In a statement, ministry said that Norges Bank, which manages the Government Pension Fund Global, would initially invest in the sector “with partners in developed markets, and in projects with relatively low operational and market risk”.
The proportion of the GPFG’s investments in renewables would be capped at 2 percent of the fund’s market value, which as at 31 December 2018 amounted to Nkr 8.25 trillion ($962.0 billion; €857.5 billion).
The statement said that allowing unlisted renewable energy infrastructure was “not a climate policy measure, but is a part of the investment strategy for the fund”.
“The proposal to allow for investments in unlisted infrastructure for renewable energy in the GPFG is part of the annual white paper on the government pension fund,” a ministry spokeswoman told Infrastructure Investor. “After parliament’s deliberation of the white paper, expected some time before the summer, the Ministry of Finance will, in consultation with Norges Bank, prepare the necessary provisions and changes in the management mandate for the GPFG. The ministry aims for the provisions to enter into force no later than 1 January 2020.”
The government for years had refused to invest in unlisted infrastructure despite calls to do so by the Institute for Energy Economics and Financial Analysis, a Cleveland-based think tank; and Singapore-based EDHEC Infrastructure Institute. The reasons for not investing in the asset class ranged from the difficulty in quantifying the advantages of doing so to increased exposure to political and regulatory risk. Furthermore, Siv Jensen, who has served as finance minister since October 2013, has often said that if the GPFG were to invest in infrastructure, and particularly in renewables, this might be construed as the government using the fund to promote Norwegian foreign or climate policy.
Instead, the GPFG is heavily weighted towards equities – 66.5 percent of its overall portfolio was allocated to the asset class as at the end of 2018, while fixed income accounted for 30.8 percent and unlisted real estate for 2.7 percent.
However, a change in stance became apparent in January 2018 when Prime Minister Erna Solberg’s newly elected coalition government said it would consider investing in private infrastructure through the GPFG.
The proposal to allow the GPFG to invest in renewables comes less than a month after the government said the sovereign fund would no longer invest in the upstream energy sector. The government said it had taken the decision “to reduce the aggregate oil price risk in the Norwegian economy”.
However, it also noted that climate change was “an important financial risk factor for the GPFG, and will over time have an impact on several of the companies in which the GPFG is invested”.
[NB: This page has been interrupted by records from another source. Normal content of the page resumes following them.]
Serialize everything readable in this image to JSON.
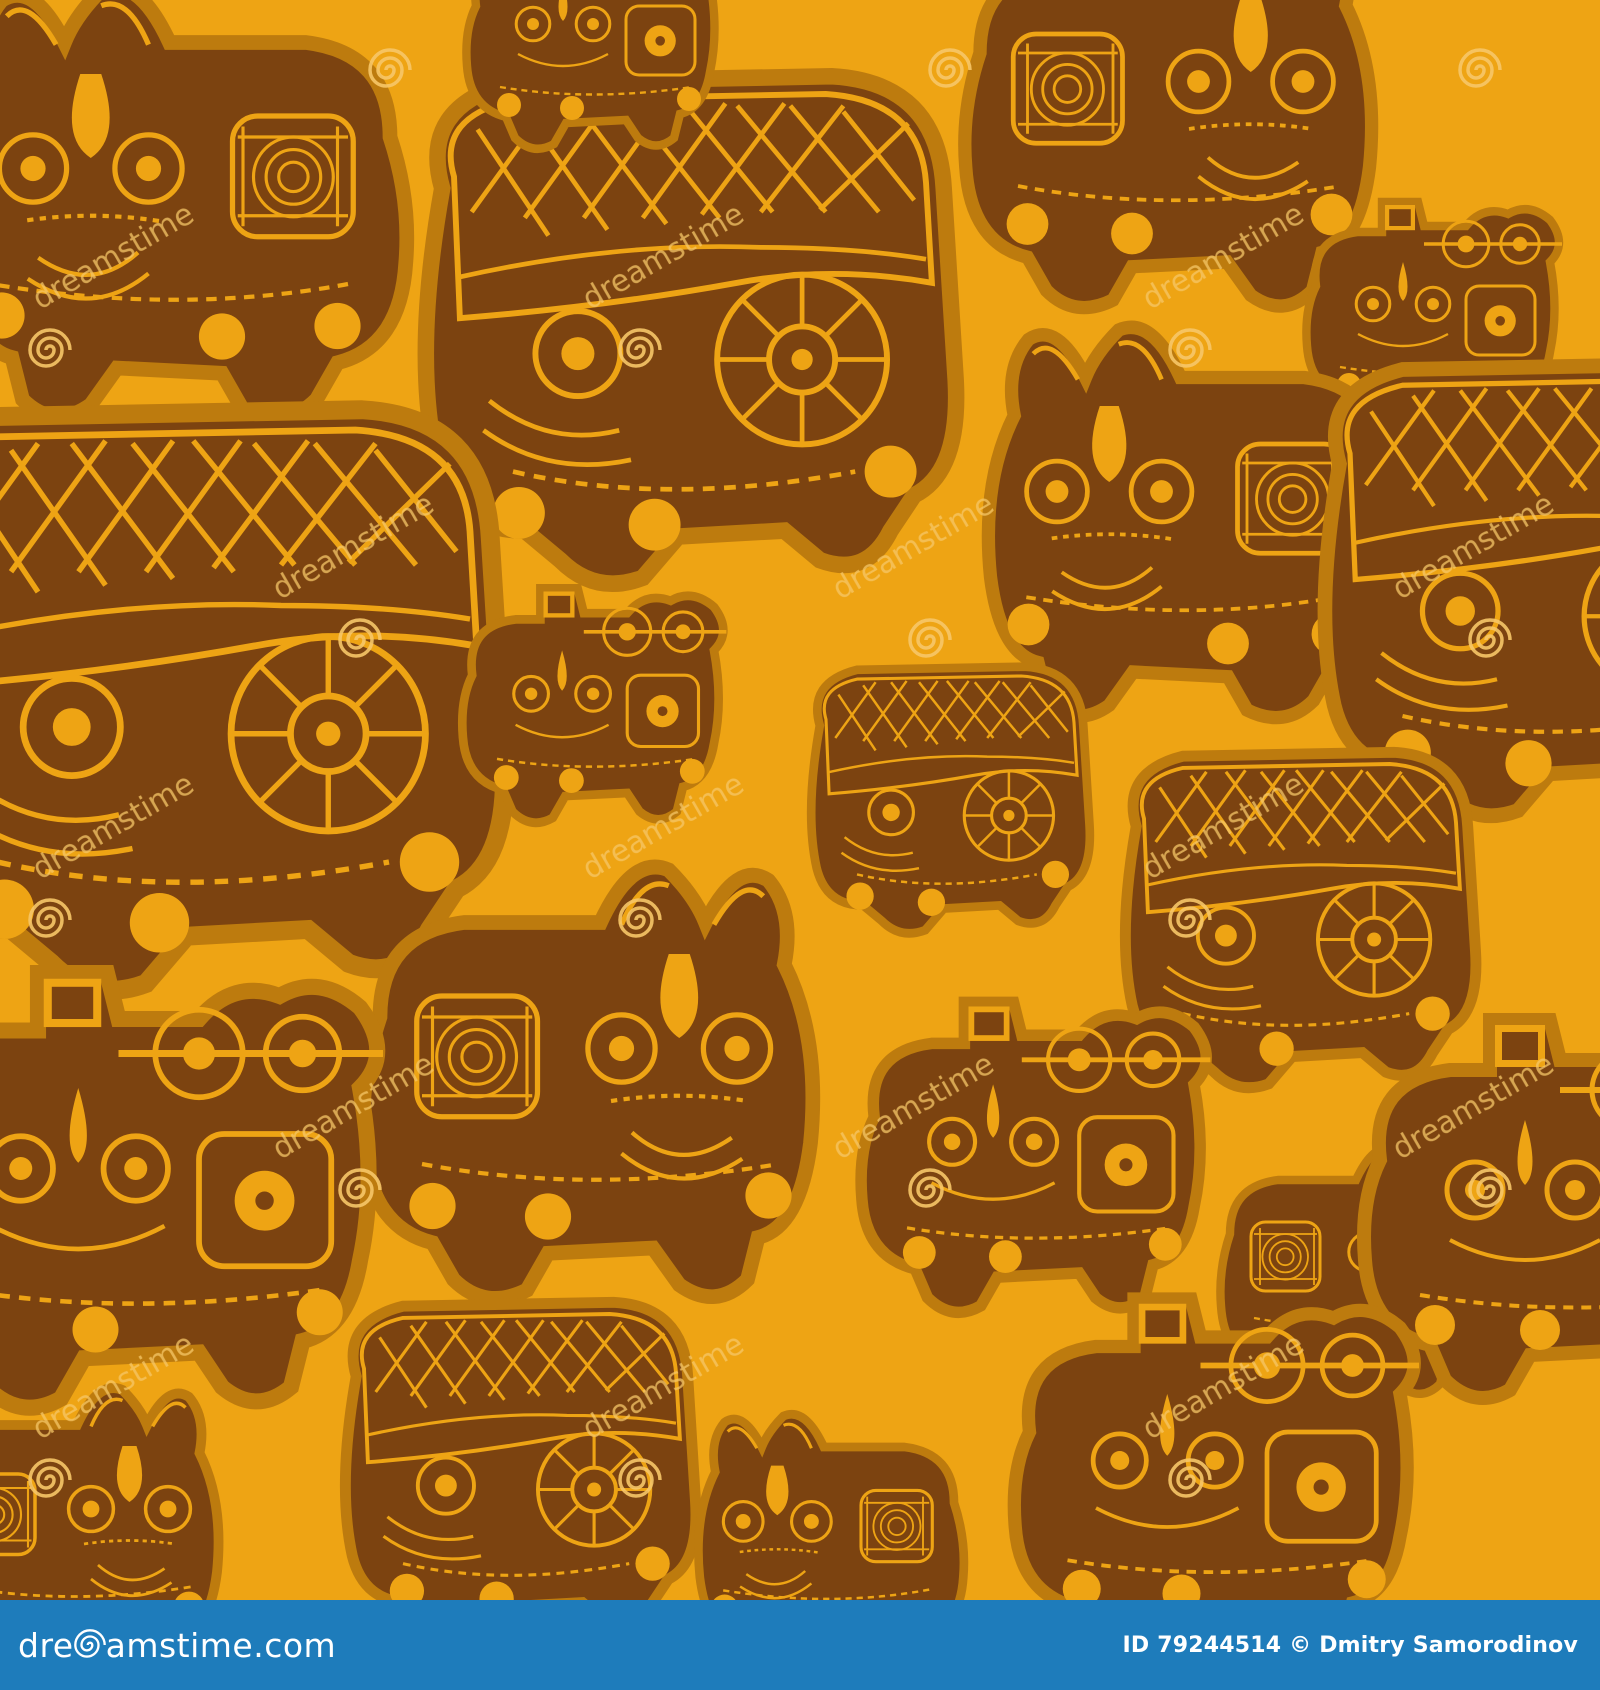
{
  "image": {
    "description_colors": {
      "background": "#eea414",
      "figure_fill": "#7c4310",
      "figure_lines": "#eea414",
      "figure_outline": "#bd7b0e",
      "watermark_swirl": "#f6c768",
      "footer_bar": "#1e7cbb",
      "footer_text": "#ffffff"
    }
  },
  "footer": {
    "logo_prefix": "dre",
    "logo_suffix": "amstime.com",
    "credit": "ID 79244514 © Dmitry Samorodinov"
  },
  "watermark": {
    "text": "dreamstime"
  }
}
It is unclear whether the two moves are related.
The Government Pension Fund was created in 1990 to invest revenues generated by Norway’s oil and gas sectors in order to finance rising public pension expenditure. It comprises GPFG and the smaller Nkr 239 billion Government Pension Fund Norway, which invests primarily in Norway.